Unfortunately, the weed made M paranoid.

And that’s when she said those words, which she introduced by saying, “I’m feeling very paranoid, and so I have to say something to get it out of the way so that it’s not in the room anymore. I would have wanted to sleep with you by now, other than for the fact that you’re fat and I don’t like your body.”

I think the revolution ground to a juddering halt right about then. And right behind it, the lesbian juggernaut slowed, skidded sideways with screaming breaks and slammed into my brain which has struggled ever since to integrate what M said to me into the framework of my life. I’m still working on it, but I know that the words are yet with me, and I cringe and get tears in my eyes if I let myself remember them.

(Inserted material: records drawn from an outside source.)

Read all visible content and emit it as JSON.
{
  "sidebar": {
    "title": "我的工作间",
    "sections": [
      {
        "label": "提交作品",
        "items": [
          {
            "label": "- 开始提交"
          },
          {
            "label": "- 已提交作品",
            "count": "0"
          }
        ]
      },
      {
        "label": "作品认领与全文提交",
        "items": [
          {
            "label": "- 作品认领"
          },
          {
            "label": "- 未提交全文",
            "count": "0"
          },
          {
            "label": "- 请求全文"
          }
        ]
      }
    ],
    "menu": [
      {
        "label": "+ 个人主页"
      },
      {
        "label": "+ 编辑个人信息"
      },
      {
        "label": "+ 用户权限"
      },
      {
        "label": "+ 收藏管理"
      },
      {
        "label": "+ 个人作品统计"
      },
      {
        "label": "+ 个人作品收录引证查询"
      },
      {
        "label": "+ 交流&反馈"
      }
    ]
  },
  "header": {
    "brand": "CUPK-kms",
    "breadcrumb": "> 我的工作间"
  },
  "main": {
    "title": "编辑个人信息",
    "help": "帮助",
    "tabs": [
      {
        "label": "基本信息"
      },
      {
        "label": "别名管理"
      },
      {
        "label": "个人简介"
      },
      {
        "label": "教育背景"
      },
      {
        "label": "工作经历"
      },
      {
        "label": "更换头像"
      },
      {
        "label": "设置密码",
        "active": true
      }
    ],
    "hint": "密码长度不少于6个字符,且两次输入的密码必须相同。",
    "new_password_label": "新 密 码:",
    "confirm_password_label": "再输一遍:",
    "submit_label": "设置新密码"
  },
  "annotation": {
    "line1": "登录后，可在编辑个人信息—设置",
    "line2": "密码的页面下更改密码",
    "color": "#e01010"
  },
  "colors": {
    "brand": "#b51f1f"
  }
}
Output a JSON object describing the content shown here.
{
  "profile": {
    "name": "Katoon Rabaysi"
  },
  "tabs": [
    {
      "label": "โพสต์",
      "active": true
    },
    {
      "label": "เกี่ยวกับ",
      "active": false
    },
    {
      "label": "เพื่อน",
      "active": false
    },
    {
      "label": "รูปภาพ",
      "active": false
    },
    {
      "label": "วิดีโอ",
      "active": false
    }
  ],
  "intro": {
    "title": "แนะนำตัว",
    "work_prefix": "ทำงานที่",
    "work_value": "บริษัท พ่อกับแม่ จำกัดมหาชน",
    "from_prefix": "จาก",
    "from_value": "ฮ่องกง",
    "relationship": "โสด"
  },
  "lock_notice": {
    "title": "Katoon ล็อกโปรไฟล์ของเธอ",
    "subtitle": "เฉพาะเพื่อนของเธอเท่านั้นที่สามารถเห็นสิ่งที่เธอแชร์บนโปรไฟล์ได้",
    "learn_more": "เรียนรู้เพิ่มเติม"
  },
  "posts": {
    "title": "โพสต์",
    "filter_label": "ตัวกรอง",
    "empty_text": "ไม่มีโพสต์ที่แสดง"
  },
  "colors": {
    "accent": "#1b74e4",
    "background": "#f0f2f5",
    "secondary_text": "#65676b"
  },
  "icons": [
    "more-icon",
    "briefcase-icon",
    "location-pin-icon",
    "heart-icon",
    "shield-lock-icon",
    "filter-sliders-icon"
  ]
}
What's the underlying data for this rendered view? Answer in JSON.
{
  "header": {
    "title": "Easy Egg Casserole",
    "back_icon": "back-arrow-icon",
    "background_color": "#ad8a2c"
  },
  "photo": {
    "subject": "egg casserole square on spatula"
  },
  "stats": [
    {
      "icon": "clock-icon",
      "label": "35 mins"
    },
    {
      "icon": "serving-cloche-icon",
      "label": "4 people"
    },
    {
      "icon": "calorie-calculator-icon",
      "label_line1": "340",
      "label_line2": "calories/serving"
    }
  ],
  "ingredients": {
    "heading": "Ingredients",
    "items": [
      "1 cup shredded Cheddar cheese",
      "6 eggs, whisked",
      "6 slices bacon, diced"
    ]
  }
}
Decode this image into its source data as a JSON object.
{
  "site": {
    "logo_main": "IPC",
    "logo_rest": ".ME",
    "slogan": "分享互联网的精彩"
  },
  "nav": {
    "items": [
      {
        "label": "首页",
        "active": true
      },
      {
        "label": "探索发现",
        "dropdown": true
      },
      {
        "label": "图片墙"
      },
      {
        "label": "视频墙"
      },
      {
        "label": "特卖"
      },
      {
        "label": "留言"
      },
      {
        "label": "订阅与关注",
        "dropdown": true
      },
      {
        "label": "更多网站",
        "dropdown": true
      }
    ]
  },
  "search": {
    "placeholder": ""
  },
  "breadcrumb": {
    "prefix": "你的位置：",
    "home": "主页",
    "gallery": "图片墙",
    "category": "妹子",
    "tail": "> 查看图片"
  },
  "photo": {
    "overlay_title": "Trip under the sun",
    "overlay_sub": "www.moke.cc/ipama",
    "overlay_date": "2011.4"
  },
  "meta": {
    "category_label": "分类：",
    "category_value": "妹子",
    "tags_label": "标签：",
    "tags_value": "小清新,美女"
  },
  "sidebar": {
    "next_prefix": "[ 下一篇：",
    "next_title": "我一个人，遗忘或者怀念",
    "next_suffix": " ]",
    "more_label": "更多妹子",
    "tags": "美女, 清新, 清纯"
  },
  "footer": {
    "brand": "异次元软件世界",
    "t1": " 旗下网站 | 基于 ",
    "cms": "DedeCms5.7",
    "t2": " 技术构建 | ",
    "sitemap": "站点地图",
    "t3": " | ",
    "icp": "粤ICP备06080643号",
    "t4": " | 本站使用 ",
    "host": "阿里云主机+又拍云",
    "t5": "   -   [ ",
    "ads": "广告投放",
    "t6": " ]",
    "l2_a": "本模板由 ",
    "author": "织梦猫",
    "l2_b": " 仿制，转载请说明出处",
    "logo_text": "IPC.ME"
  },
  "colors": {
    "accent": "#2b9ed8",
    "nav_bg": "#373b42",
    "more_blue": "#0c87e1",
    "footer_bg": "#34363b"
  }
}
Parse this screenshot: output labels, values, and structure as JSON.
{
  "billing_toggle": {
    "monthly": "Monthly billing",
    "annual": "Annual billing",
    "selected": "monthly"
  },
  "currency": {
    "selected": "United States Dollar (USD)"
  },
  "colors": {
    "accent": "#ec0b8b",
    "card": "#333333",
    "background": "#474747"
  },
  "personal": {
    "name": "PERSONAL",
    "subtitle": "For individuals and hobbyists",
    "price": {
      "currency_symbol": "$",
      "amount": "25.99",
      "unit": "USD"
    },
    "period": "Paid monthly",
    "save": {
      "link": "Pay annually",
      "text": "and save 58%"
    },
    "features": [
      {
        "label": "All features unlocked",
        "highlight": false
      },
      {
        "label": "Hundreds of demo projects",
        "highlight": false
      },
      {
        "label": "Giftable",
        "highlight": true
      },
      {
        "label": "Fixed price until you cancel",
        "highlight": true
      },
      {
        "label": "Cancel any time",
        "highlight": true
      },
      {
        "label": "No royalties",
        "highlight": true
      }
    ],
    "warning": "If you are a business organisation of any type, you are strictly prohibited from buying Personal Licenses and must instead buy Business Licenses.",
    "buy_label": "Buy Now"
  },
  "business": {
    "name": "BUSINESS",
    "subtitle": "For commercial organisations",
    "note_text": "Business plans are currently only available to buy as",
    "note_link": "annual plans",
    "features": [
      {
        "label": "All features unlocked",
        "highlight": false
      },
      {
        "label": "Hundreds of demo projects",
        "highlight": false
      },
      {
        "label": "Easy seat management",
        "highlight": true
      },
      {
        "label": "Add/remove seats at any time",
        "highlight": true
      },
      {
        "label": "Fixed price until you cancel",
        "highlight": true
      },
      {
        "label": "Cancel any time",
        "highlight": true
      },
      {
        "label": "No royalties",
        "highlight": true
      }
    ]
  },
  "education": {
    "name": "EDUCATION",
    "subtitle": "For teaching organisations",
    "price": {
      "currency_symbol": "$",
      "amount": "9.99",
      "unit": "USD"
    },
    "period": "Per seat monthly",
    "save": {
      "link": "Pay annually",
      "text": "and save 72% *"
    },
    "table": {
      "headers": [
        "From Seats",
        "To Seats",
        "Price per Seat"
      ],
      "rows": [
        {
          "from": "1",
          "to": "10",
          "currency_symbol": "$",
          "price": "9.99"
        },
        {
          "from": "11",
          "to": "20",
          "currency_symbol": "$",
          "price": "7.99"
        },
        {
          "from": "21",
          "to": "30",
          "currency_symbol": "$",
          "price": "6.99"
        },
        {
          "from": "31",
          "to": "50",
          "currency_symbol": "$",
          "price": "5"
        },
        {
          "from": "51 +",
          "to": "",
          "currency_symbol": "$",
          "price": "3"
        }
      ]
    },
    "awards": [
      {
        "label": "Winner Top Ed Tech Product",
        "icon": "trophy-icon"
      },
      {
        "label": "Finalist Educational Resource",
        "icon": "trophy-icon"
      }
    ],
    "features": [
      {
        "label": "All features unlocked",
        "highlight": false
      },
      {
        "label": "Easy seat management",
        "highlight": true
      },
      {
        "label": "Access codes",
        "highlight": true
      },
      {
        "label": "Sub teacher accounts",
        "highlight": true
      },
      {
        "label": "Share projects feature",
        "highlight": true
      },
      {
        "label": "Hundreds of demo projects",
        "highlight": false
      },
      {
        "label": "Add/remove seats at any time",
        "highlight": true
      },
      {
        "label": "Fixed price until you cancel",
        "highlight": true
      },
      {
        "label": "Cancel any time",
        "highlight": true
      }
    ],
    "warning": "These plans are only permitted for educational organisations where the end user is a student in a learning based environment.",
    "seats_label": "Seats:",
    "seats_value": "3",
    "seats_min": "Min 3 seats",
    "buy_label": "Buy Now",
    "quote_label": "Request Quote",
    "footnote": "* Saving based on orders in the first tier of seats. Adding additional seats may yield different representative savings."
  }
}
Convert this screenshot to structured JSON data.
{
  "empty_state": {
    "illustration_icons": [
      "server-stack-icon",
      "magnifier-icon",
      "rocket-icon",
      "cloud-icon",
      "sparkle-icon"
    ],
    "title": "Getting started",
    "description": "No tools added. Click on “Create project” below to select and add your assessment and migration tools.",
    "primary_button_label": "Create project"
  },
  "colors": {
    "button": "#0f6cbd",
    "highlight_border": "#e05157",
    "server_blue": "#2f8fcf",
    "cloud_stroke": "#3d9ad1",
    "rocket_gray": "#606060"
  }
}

The thoughts and ideas flowed freely until I put those words down on paper. And now I find myself wanting to stop writing, to be done. I realize that I had conceived of the impending revolution as a social and political evolution that was completely accepting of me in every way. M’s words drilled down into my consciousness, seeped into the fabric of my identity and puffed out the flickering flame of passion. For a while, I came to believe that there are no glory days. There is no walking into the sunlight with rosy cheeks, arm in arm with your lesbian lover, unencumbered by patriarchal prejudices and misogynistic mishegass.

So, dear reader, we did end up having sex. Yep, awful, emotionally painful sex that kept me hidden under the covers, hiding my body from M’s horrified gaze until our relationship ended 2 years later. For the first ten years after the break up, whenever I remembered and felt those words, I would find myself cringing and squinting, my shoulders would involuntarily squeeze up under my ears. I felt the pain of them as a physical assault. I felt no heartbeat. My head became a solid lump of metal, my torso leaden and heavy, my breathing would slow and threaten to stop. I would feel a choking sensation in my throat, as if I were slowly suffocating on my own saliva. Even now, as I write this, if I close my eyes, those physical sensations come back to me, distantly and softer, but still with bite, as if it were yesterday.

Thursday, July 13, 2006

Finally anonymous...

I already have an established psychotherapy blog elsewhere, but as a married lesbian, working as a sex therapist/psychotherapist, I'm stymied by the constant need for editing and caution that is required in the upkeep of a Psychotherapy blog where I can't "come out." Okay, before everybody leaps all over me for that, let me just say that despite the fact that I am, and always have been, a very "out" lesbian feminist activist, there are many good, sound clinical reasons for being careful how, when and where you come out. And as I fully intend to blog about that at some point, so you'll have to check back here to read my ideas on that topic sometime soon.

I keep a running list of things I would like to blog about, but most of them cannot easily be written about without coming out, and given that many of my patients read my other blog, I figured that anonymity was the only way to do this.

As I sit in front of the blinking cursor, every entertaining, heart-felt word that was previously buzzing around my brain has disappeared and I feel overcome with possibility, overwhelmed by the plethora of topics now available to me to blog about and stumped by where to start.

Okay, some background information.

I'm a middle-aged European lesbian. I moved to the US many years ago. I live on the Eastern seaboard of the US, in a town that shall be nameless. I have been with my partner for nearly 8 years, and we got married in 2004 when the laws changed in Massachusetts to permit that. I'm not saying I live in Massachusetts. I'm not saying that I don't. I'm just saying that we took advantage of the change in marriage laws. How's about that for anonymity? You'll be hearing a lot more about the challenge of being married, and in particular the challenge of being married to somebody transgendered. Has your curiosity been piqued? So, stick around!